provisions of this Treaty and the measures taken by the institutions pursuant thereto are applied’. In the
light of the above, the Commission takes all necessary measures, including infringement procedures under
Article 226 of the EC Treaty, in order to ensure the observance of Community law. The Commission’s
mission under Article 211 of the EC Treaty is not affected by the subsidiarity principle.

In particular, as regards the specific issue raised by the Honourable Member, the Commission agrees that
local authorities are better placed to carry out the assessments about the usefulness of a project or about
its impact on the environment. Only the competent authorities of the Member State are responsible for
carrying out the procedures, assessments and determinations provided for by Council Directive 85/337/
EEC of 27 June 1985 on the assessment of the effects of certain public and private projects on the
environment (1) whether before or after amendment by Council Directive 97/11/EC of 3 March 1997 (2).
However, the Commission considers itself to be well placed, and entitled, to verify and ensure that these
procedures, assessments and determinations, which are carried out at the appropriate level, are in
compliance with Community law and in particular with Directive 85/337/EEC.

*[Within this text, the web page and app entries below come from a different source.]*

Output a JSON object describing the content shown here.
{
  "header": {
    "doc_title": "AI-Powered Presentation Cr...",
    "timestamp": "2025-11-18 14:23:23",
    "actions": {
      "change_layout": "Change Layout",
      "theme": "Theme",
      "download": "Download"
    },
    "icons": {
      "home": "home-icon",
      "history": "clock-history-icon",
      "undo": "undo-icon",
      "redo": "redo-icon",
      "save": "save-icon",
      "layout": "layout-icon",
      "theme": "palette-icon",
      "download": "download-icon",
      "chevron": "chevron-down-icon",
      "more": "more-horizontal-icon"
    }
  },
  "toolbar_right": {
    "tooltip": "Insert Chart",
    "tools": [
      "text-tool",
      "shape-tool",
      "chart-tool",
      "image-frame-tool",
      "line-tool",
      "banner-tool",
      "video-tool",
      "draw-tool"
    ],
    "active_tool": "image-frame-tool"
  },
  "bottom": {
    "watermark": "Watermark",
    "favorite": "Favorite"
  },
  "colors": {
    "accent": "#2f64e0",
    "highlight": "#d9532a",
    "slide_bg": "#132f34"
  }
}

In addition, it may be pointed out that Directive 97/11/EC, which has strenghtened the provisions of
Directive 85/337/EEC, was adopted in March 1997, after ratification or coming into force of the
Maastricht Treaty.

(1) OJ L 175, 5.7.1985.

(2) OJ L 73, 14.3.1997.